Source material

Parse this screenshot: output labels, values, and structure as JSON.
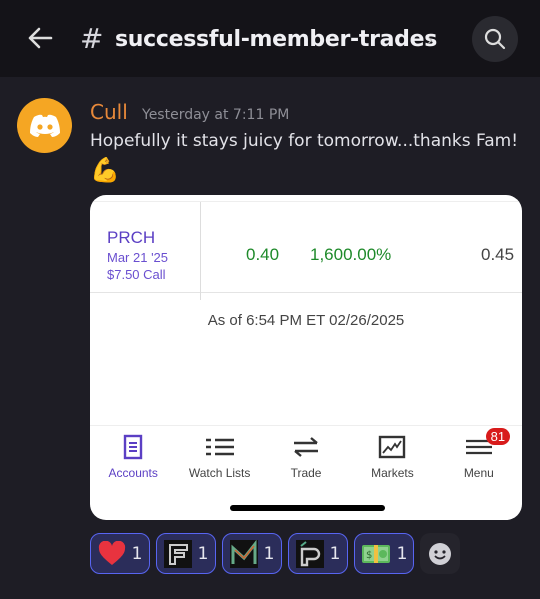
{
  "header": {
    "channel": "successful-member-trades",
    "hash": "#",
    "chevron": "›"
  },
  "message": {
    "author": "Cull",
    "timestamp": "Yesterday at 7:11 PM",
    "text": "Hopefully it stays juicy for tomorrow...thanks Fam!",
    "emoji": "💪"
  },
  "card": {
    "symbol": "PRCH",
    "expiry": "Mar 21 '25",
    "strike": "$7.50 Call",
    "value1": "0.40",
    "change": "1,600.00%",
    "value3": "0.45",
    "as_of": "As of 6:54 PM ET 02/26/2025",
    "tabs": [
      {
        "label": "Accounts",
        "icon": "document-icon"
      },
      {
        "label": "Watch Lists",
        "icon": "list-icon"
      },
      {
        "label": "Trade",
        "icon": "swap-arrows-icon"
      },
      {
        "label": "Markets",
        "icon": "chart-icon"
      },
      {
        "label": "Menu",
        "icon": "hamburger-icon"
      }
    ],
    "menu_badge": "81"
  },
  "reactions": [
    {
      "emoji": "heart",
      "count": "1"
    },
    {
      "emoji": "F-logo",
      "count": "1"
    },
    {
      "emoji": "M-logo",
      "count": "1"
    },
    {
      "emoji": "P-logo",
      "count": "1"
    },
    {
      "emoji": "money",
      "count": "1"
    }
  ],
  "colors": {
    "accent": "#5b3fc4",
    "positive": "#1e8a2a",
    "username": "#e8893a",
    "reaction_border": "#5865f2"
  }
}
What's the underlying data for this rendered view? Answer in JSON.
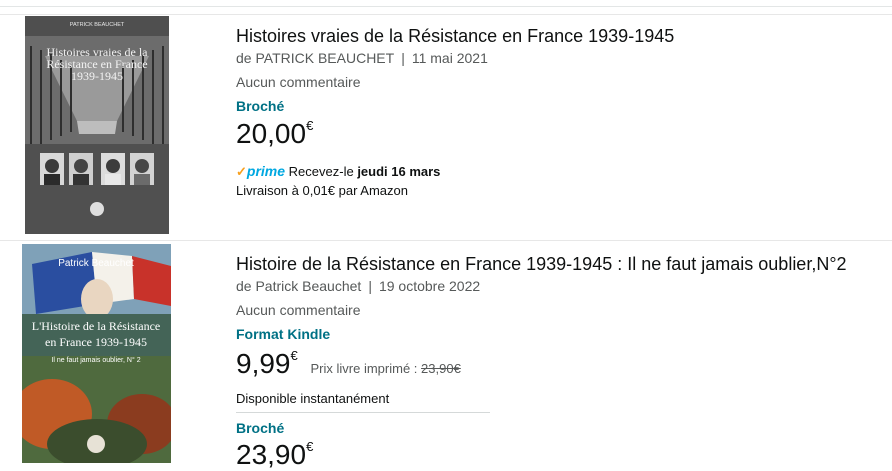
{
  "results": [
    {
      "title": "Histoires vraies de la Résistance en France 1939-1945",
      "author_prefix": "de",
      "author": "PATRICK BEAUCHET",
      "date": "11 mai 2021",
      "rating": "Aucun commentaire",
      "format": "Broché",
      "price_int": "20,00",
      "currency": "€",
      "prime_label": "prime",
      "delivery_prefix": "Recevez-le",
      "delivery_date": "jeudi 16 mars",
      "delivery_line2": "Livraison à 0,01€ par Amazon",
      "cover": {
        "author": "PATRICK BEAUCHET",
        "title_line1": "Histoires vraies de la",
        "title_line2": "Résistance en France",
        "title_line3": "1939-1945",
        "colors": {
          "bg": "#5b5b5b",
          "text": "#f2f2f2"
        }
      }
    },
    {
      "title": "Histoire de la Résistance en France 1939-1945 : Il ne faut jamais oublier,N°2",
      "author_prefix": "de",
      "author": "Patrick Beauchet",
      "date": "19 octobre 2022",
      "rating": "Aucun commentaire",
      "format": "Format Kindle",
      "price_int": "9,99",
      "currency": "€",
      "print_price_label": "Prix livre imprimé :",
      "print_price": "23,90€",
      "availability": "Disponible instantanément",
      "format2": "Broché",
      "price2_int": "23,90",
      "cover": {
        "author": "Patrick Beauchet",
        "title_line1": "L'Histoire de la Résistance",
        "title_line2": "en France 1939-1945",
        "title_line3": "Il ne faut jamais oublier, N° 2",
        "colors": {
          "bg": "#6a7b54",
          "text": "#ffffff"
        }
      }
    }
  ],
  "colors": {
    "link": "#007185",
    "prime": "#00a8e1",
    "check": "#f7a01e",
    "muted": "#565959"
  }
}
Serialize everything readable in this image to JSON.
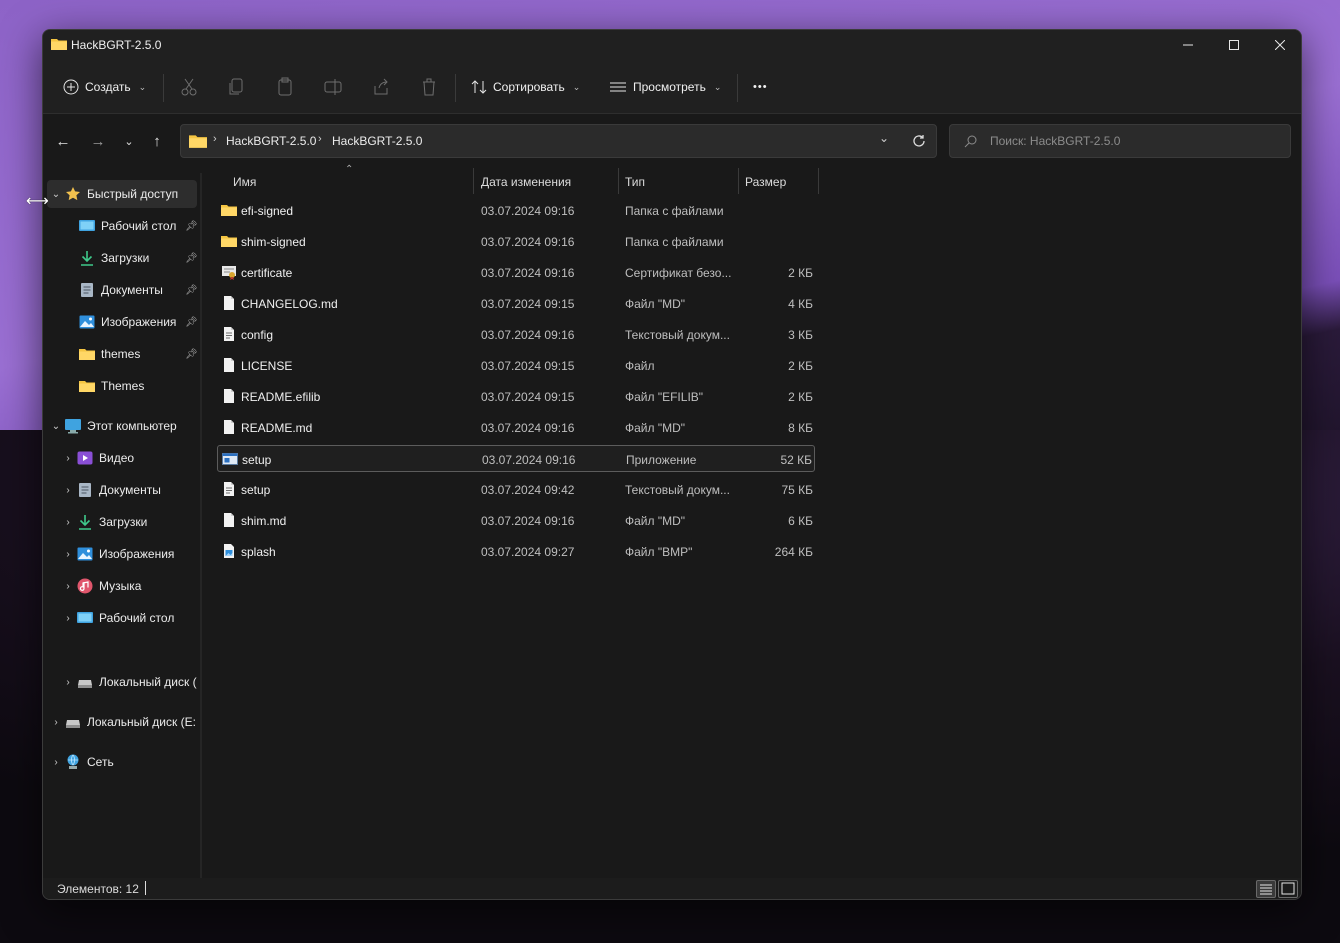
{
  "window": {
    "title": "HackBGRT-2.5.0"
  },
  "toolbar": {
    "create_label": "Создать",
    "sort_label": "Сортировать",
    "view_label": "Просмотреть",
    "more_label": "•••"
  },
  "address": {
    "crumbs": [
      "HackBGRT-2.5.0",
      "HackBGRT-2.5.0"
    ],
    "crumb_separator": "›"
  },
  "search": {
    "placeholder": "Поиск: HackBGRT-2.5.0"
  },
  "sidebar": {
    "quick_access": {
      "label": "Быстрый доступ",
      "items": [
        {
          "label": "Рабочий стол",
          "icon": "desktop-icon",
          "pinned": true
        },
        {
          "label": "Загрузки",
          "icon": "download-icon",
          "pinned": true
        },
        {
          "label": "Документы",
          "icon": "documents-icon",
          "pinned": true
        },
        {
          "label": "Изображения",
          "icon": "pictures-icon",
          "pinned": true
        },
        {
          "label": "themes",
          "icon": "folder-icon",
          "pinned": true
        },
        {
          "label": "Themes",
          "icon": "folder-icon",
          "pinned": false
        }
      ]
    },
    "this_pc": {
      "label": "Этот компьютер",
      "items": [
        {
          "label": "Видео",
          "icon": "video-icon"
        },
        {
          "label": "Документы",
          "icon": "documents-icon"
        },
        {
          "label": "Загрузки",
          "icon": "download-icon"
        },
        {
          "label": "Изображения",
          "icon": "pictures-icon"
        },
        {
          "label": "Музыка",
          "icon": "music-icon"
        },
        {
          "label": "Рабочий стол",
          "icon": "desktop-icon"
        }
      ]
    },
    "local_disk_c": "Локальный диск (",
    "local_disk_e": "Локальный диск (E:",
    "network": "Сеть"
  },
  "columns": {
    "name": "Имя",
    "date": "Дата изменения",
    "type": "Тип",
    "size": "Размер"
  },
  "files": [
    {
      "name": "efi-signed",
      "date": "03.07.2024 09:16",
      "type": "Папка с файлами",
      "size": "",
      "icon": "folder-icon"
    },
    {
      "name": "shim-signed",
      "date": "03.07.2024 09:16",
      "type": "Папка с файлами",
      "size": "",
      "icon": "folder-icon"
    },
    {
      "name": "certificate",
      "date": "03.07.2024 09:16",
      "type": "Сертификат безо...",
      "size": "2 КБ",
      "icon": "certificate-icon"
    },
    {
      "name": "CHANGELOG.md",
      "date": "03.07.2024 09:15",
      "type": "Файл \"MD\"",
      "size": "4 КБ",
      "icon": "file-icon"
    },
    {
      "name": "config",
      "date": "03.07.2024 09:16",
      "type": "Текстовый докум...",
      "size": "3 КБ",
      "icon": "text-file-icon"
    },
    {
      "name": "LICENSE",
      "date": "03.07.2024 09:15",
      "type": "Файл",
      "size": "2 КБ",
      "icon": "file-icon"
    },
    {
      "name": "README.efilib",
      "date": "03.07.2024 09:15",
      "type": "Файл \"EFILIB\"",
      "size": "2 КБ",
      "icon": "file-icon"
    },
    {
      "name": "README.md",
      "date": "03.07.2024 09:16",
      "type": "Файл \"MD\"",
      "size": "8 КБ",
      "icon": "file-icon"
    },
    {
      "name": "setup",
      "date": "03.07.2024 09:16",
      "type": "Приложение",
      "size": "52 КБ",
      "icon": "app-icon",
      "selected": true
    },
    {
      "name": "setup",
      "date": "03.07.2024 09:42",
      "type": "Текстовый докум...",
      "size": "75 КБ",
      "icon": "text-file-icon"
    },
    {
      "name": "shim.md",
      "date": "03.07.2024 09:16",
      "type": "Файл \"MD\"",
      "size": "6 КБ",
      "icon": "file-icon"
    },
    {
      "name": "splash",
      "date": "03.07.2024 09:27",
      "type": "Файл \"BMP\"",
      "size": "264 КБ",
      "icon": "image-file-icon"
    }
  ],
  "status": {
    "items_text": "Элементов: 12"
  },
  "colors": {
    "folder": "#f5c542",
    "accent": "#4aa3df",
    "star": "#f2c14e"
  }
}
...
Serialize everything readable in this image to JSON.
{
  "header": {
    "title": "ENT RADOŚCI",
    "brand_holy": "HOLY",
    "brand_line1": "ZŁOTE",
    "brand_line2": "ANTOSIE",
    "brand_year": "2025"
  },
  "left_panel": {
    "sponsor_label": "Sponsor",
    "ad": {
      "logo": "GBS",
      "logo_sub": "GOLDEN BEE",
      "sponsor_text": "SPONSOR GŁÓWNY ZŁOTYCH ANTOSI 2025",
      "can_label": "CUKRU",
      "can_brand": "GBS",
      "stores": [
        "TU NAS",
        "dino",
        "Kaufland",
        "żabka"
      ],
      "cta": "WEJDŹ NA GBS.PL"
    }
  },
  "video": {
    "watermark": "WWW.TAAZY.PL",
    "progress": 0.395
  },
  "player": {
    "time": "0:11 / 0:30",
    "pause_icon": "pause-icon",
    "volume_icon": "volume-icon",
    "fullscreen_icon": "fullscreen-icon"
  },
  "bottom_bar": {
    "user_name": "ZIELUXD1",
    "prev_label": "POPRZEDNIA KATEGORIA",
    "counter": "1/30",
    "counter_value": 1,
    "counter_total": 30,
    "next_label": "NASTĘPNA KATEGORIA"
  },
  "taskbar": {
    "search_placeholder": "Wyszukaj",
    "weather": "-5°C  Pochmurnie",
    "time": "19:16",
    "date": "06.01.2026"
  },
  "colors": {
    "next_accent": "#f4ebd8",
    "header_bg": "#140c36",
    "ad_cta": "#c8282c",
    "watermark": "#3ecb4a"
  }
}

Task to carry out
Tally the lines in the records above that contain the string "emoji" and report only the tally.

Result of this exercise
6